▼

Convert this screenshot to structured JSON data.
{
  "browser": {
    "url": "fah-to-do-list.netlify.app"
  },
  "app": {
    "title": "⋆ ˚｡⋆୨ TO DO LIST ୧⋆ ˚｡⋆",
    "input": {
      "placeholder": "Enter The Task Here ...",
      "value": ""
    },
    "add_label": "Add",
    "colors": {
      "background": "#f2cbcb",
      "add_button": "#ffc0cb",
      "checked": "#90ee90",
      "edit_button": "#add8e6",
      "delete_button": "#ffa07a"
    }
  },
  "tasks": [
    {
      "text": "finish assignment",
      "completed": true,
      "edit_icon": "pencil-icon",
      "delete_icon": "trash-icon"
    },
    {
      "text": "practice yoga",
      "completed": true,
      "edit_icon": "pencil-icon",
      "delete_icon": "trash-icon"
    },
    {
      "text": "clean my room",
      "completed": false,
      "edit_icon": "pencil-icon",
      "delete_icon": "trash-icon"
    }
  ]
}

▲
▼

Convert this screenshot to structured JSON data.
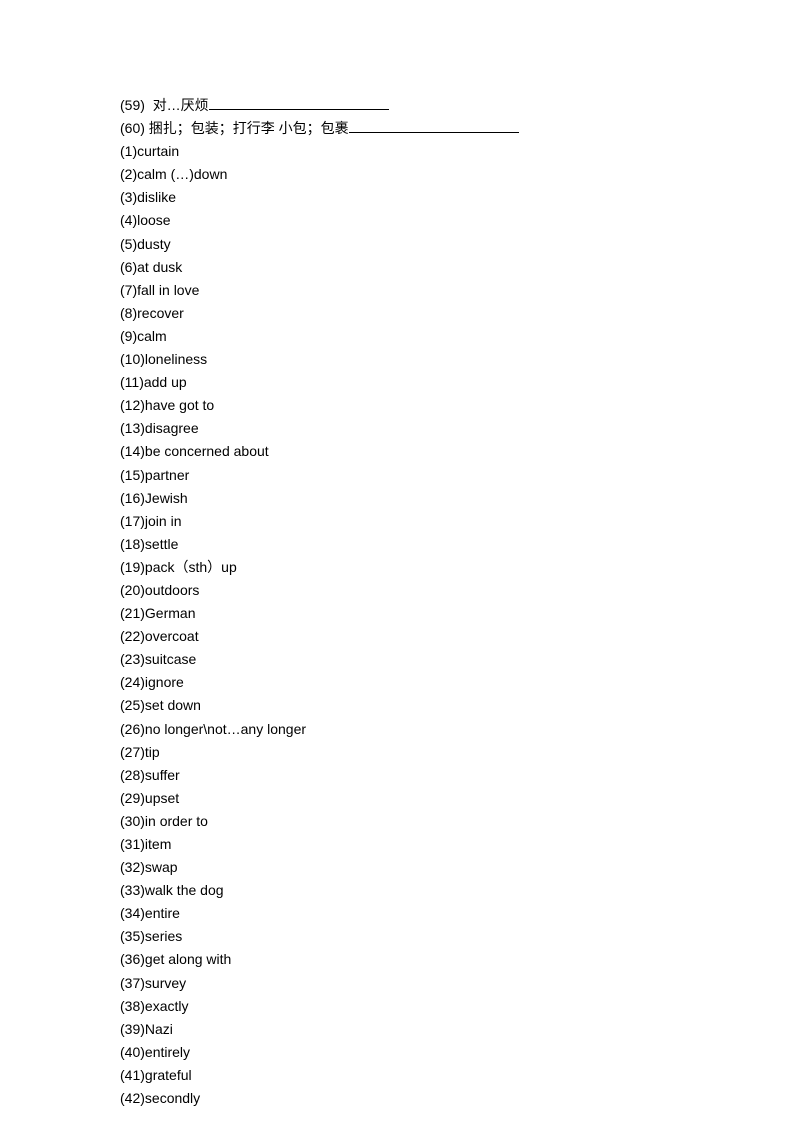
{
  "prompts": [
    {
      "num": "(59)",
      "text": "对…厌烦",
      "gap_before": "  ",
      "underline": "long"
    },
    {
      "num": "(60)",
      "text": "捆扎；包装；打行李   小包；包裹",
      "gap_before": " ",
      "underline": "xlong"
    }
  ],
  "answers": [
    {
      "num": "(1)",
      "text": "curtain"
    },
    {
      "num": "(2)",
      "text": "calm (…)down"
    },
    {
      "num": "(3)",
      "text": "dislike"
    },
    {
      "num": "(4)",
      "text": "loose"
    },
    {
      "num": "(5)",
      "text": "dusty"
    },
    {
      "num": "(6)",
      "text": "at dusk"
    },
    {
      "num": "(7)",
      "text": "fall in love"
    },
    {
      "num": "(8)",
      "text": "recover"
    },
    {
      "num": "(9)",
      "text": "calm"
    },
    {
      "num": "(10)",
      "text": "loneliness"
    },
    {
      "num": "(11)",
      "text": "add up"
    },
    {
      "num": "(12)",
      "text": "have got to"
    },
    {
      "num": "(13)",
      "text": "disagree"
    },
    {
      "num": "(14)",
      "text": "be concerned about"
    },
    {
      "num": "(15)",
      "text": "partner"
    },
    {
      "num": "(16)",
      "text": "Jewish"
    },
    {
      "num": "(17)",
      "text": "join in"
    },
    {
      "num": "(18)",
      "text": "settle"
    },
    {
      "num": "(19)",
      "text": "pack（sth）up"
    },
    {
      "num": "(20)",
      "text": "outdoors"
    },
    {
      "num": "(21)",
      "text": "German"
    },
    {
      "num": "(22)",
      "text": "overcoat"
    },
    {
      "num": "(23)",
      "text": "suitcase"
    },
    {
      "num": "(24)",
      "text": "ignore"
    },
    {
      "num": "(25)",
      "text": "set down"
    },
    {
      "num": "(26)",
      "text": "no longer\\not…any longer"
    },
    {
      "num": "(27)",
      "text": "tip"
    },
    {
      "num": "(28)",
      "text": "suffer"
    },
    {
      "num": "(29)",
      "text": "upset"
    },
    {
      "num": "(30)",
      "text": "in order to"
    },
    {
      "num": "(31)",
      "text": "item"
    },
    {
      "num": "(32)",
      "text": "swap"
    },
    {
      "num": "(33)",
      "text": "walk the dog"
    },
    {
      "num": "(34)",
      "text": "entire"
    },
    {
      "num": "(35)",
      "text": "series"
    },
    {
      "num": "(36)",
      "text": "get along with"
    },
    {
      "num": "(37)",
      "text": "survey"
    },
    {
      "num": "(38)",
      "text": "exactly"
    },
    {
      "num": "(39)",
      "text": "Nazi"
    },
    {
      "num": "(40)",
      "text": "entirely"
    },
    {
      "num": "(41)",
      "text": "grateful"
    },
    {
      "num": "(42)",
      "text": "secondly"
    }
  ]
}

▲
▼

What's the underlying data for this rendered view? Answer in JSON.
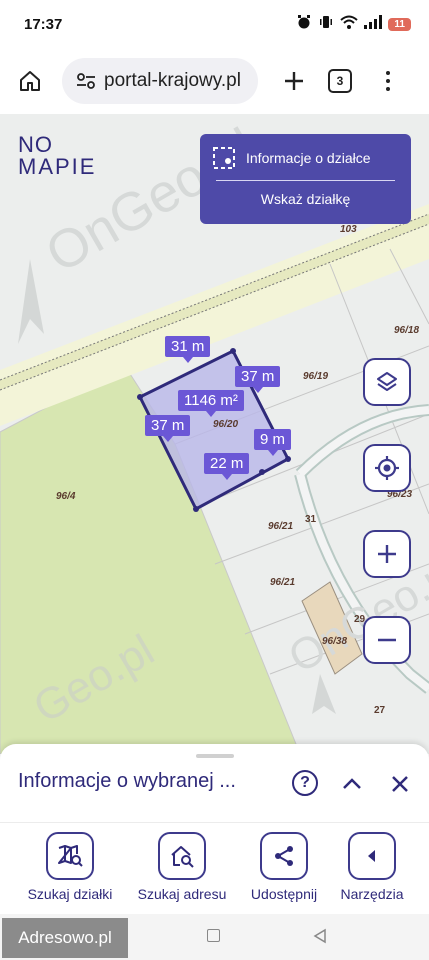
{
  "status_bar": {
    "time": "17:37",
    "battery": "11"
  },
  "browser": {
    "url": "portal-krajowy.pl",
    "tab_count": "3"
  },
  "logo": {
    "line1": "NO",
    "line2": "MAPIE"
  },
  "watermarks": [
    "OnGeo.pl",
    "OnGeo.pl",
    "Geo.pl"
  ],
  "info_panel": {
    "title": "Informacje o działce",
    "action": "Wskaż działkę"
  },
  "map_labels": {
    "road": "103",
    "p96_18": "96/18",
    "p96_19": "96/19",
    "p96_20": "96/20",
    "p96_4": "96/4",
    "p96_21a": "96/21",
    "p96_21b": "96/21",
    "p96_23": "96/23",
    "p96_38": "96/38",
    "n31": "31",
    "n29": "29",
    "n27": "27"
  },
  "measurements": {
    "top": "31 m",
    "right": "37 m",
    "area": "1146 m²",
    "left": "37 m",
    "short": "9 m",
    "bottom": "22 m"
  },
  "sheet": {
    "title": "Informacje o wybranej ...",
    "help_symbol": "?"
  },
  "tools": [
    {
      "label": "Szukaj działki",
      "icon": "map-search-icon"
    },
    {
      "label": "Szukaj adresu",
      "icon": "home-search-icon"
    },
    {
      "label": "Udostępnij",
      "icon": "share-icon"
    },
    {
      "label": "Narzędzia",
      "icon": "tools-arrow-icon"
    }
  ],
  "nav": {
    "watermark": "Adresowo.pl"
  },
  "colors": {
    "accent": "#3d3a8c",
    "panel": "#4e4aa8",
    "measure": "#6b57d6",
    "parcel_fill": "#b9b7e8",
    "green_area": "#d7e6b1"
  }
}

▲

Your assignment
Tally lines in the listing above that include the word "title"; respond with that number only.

Exercise response
3